This campaign is played with the D&D 4th ed. rules and it takes place at the same time as the other. The Thyatian Empire is allied to the Glantrian Principalities and is thus involved in the war between the two magic nations. The Thyatian Empire was caught in a surprise attack by the Alphatian Empire and it lost most of it’s magical airfleet. One ship got away, Himmelørnen (The Skye Eagle), and it is now a secret mission to gather more allies for the Empire. It’s mission is to go the Wyrmteeth Range and re-establish an ancient alliance with the dragons there.
- The campaign is episodic. Each session is an episode, and begins and ends with the session. In each session Captain Glantripopulos, master of the ship, played by the DM, declares the mission of the day for his crew and elects a number to go the mission as an away-team (think of series like Star Trek or Star Gate, i.g. go the local town to gather supplies).
- Each player have three characters. When the mission is declared, the player chooses which of the three characters, he or she wants to play.
- Levels are gained for all characters on a regular basis.
- Magic Items are gained by playing certain flash back-scenes.
- Minimal backstory – the character’s backstory enters the game through flashback scenes instead
- Minor: each character can activate a minor scene, where some element from their past is introduced. This introduction grants a skill bonus.
- Major: Each character has a limited amount of major flashbacks. A Major flashback is a crucial moment in the character’s life, and when the character is in dire needs (such as falling off a flying ship), he can activate it, and then we play the flashback-scene. Afterwards we return to the present, change the outcome of the die roll and play on.
- Embarrassing Moments: Each character can activate an ‘encounter flashback’ with a certain theme. The player chooses whether he or a fellow player creates the flashback for a better bonus.
- Telling Stories
- … and a few minor other mechanics.
This campaign is more or less simultaneous with the primary campaign. They both take place during the fall of 1005. It is described in greater detail here.
You’re secondary campaign mechanic for flashbacks reminds me of 3:16. Is that where it is taken from?
Not directly. The true source is actually various Asian movies and animes, secondly Class Room Deathmatch and in the third place 3:16.
Sometimes it is a bit difficult to pinpoint the exact influence, I’d say it goes in that order.
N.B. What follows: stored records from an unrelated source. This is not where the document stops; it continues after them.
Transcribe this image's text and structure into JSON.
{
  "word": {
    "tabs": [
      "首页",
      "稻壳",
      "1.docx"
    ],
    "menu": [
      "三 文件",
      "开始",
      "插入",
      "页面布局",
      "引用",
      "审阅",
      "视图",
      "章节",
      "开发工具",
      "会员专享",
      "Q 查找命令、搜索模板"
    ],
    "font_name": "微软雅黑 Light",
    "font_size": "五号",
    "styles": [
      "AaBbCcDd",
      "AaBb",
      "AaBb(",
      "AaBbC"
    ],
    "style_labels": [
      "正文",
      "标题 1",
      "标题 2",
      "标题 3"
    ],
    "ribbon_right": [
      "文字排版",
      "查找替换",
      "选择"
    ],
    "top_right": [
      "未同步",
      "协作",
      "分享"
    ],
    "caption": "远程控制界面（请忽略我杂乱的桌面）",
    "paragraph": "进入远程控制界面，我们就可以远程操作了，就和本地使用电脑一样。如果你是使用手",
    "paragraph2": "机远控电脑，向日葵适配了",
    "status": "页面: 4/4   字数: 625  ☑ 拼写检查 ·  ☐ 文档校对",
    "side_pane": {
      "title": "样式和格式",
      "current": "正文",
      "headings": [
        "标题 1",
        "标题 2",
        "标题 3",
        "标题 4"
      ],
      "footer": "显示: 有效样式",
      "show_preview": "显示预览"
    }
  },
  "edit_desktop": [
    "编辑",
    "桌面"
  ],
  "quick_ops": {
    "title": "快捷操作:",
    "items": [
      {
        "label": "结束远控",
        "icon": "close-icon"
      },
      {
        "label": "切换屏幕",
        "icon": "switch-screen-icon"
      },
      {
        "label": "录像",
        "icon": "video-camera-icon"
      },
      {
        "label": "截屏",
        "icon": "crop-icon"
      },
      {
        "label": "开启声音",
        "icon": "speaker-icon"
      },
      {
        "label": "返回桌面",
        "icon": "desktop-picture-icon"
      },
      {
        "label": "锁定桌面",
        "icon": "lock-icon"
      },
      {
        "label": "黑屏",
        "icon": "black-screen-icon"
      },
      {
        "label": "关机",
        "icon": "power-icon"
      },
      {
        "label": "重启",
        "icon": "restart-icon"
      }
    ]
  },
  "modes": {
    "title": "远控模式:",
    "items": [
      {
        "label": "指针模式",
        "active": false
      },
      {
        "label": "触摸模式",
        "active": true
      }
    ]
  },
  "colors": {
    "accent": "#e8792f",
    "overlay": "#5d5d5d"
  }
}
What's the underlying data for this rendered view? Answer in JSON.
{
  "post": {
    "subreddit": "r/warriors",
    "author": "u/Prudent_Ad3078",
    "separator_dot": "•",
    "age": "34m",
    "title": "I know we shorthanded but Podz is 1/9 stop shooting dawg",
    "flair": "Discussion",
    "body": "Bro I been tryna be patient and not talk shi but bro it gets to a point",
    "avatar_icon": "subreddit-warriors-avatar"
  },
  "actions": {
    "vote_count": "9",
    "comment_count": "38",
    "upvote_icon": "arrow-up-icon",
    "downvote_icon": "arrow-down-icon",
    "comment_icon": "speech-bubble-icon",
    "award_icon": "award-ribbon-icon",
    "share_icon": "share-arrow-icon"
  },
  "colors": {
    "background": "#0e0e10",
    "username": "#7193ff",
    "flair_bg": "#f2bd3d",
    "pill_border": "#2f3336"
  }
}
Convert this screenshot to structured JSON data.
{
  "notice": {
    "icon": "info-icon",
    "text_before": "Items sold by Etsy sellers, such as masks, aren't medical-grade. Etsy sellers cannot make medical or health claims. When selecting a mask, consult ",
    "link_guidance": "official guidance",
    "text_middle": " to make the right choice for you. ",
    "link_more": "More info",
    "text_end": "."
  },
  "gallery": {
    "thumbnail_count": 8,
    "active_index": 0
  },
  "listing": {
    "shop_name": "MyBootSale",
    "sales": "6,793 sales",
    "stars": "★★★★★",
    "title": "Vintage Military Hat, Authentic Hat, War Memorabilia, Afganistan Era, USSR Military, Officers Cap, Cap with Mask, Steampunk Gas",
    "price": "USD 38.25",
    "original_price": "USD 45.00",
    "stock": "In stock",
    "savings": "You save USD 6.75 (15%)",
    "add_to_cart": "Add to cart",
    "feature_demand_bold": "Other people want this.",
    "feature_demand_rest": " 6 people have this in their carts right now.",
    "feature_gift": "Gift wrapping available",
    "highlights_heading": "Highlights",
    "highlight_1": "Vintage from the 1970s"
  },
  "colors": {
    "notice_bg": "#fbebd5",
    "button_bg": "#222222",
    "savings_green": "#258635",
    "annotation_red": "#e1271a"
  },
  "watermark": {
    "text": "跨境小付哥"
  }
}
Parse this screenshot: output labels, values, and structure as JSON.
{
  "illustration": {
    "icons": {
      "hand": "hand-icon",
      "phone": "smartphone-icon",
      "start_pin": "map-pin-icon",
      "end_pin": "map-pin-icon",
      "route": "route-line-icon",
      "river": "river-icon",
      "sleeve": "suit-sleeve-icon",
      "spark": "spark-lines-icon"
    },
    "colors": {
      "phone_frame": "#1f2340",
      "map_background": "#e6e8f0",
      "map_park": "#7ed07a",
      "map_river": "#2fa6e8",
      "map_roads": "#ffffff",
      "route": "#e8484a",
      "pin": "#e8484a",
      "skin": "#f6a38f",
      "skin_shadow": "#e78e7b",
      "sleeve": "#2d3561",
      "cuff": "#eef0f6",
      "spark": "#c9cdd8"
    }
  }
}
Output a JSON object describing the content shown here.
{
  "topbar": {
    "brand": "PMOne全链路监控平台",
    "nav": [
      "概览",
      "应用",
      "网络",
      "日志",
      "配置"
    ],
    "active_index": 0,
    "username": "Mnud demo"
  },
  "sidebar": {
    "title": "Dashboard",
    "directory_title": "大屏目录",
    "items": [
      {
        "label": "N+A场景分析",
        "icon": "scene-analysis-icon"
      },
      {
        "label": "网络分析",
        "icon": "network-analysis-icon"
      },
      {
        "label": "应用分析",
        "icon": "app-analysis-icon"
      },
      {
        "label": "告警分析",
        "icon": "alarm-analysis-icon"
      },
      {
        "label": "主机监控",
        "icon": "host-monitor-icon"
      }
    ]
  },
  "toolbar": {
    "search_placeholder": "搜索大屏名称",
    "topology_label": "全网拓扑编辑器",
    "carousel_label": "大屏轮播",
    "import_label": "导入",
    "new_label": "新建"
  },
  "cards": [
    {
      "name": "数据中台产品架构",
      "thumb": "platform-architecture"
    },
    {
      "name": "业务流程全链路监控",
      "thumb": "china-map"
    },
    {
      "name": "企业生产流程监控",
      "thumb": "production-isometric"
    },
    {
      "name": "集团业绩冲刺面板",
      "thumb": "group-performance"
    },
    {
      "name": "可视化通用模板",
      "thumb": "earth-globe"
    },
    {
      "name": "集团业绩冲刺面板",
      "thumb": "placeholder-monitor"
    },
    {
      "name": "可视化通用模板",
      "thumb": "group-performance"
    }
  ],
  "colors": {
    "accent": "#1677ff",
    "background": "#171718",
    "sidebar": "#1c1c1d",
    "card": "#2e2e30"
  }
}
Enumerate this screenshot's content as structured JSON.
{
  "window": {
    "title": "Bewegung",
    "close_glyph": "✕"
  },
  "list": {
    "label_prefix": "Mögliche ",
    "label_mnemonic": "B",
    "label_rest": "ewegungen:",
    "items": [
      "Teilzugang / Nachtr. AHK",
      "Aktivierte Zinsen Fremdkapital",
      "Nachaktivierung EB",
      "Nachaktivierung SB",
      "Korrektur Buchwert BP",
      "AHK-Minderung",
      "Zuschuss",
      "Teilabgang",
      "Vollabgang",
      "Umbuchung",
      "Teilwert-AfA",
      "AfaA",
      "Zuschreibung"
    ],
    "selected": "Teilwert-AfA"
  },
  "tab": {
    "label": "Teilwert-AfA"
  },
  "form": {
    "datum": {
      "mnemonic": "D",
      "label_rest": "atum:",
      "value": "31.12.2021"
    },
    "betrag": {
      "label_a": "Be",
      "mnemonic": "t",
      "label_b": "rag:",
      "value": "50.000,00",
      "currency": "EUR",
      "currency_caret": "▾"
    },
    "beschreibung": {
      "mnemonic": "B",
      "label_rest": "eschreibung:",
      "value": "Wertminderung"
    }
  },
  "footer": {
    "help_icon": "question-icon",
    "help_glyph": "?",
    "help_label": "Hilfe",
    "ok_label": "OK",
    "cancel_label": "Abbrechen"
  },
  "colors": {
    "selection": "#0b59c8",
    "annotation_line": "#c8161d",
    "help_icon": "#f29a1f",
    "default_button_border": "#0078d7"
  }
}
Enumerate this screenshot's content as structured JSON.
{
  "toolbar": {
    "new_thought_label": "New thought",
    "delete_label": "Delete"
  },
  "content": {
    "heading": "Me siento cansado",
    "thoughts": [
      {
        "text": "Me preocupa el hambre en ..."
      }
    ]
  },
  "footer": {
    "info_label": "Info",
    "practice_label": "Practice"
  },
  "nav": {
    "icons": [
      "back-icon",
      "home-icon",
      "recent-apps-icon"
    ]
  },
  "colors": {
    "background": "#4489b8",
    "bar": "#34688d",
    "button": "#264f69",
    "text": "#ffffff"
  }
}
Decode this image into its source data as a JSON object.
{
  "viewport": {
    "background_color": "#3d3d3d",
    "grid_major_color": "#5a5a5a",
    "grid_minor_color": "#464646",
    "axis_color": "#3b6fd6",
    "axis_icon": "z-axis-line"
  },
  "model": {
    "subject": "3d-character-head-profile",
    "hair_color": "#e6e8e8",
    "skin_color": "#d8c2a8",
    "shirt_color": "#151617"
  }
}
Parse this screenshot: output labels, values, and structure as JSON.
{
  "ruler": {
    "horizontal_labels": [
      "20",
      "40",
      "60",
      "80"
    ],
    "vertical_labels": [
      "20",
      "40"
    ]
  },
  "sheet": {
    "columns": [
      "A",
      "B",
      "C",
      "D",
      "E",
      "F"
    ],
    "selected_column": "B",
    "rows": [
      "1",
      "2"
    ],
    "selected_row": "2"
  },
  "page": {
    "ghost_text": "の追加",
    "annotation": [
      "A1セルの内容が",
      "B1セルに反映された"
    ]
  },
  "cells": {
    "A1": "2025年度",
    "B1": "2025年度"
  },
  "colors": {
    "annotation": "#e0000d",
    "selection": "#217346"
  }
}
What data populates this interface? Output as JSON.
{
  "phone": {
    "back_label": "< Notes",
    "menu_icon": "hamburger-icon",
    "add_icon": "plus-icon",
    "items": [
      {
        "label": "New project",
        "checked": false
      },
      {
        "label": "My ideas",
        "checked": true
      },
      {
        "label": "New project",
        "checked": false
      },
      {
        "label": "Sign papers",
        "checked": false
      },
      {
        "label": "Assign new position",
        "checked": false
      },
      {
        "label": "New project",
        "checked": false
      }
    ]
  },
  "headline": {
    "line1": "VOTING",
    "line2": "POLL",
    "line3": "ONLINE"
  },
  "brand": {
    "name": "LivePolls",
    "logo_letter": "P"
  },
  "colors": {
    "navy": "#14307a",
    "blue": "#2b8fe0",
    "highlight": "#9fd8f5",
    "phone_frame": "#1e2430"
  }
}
Well it sounds very cool. I’d be very interested in reading your description on some of the ideas you brought up:
■Minor: each character can activate a minor scene, where some element from their past is introduced. This introduction grants a skill bonus.
■Major: Each character has a limited amount of major flashbacks. A Major flashback is a crucial moment in the character’s live, and when the character is in dire needs (such as falling off a flying ship), he can activate it, and then we play the flashback-scene. Afterwards we return to the present, change the outcome of the die roll and play on.
■The Even More Cool-rule
■The art of finding spellbooks
■Thing’s my Master taught me (how to improve spellcasting in a dramatic manner)- This I’m very interested in.
■The Art of Whining and Dark Plot Points
Sure, I’ll gladly do that. I’ll be doing it one post at a time the next few weeks beginning with the Even More Cool-rule.
Very cool. Looking forward to it. I’ve also added you as a link on my blog. Digging the site. Keep it up 🙂
Thanks! Will do 🙂
Another question is, are you planning on doing session recaps on this site?
Well that’s a good question. I write some rather long recaps for my Danish blog, and I haven’t thought much of writing for this blog. I am not certain how much interest there is.
Perhaps I’ll write a few once in a while to demonstrate our playstyle and how we use the various mechanics. I think I’ll try and do that.